Bloomberg's $150 million funding for the programme is another example of the big gift trend within philanthropy. In this instance, the media businessman and former NYC mayor is concentrating on the area of diversity in STEM subjects within higher education and post-graduate research.
Businessman and former New York City mayor Mike Bloomberg is teaming up with his alma mater, John Hopkins University, to widen opportunities for minority groups pursuing courses in science, technology, engineering and maths. A total of $150 million is being granted by Bloomberg Philanthropies, continuing a trend of big gifts in philanthropy.
The funding will be used to create “additional pathways for students from Historically Black Colleges and Universities (HBCUs) and Minority Serving Institutions (MSIs) to pursue and receive PhDs in STEM fields,” Bloomberg Philanthropies said in a statement yesterday.
“STEM fields play an increasingly important role in developing innovative solutions to a wide range of pressing challenges, yet STEM PhD programmes don’t reflect the broad diversity of our country. So creating more equitable opportunities for more students is critical to our country’s future in so many ways,” Michael R Bloomberg said in a statement. “By supporting JHU’s world-class STEM programme, and by partnering with historically Black and minority-serving schools that have a strong record of educating students who go on to get STEM PhDs, we will help increase diversity in industries that will pioneer advances we have not yet even imagined, and shape the lives of generations to come.”
Bloomberg has already established a track record in academy-focused big gifts, as well as funding for other projects. For example, in 2018, Bloomberg gifted $1.8 billion to John Hopkins University from his private fortune. The amounts involved in modern philanthropy, even allowing for inflation compared with the era of the Rockefellers and Carnegies, are huge. (John D Rockefeller Snr was a notable benefactor to medical research.) A number of billionaires have signed the Giving Pledge, promising to transfer at least half of their vast wealth to philanthropic causes. The Giving Pledge was started in 2010 by Bill and Melinda Gates and Warren Buffett.

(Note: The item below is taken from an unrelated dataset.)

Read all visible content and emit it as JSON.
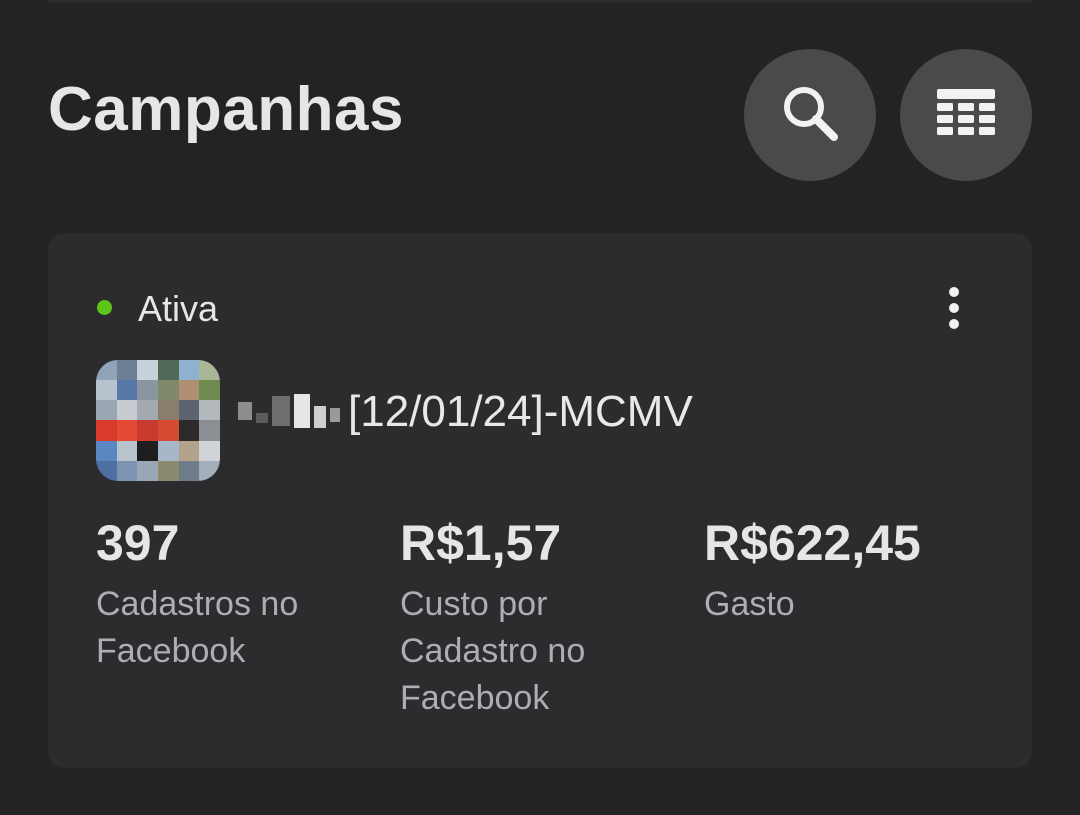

Explaining the new venture, Bloomberg Philanthropies said that studies show that STEM PhD programmes do not reflect the broad diversity of talent and perspectives that other fields of study have cultivated, nor have they effectively recruited scholars matriculating from diverse undergraduate institutions.
It cited National Science Foundation data showing that in 2019, there were more than 30 fields of science – including multiple disciplines in biology, chemistry, physics, maths, and engineering – in which fewer than five PhDs were awarded to Black or Latinx students in the US.
“While Black Americans comprise 13 per cent of the US population and Latinx people 18 per cent, in 2019 they received just three and seven per cent, respectively, of new engineering, maths, physical sciences and computer science PhDs, according to the NSF. The deficits in STEM diversity extend beyond Black and Latinx students; the percentage of science or engineering PhDs awarded to Native American, Native Hawaiian or Pacific Islander students has been stagnant at about a third of their share of the population for a decade,” BP said in its statement.
“Scientific discovery that continually advances human flourishing and creates a healthier, safer world must be fuelled by the expertise and insights of people of differing perspectives and ideas. Yet, decades of data and our own experience show the persistent truth that PhD programmes, particularly in the STEM fields, do not reflect the full spectrum of available talent,” Ronald J Daniels, president of Johns Hopkins University, said. “We cannot hope to produce the best science nor ensure that our faculties are truly representative until we increase the diversity of our PhD programmes. Through the Vivien Thomas Scholars Initiative, John Hopkins now has the opportunity and imperative to invest ambitiously, think ambitiously, and act ambitiously to begin correcting the longstanding inequity in PhD education.”
This news service has written about some of the issues that big gifts bring up, such as founders ensuring that their objectives are enforced.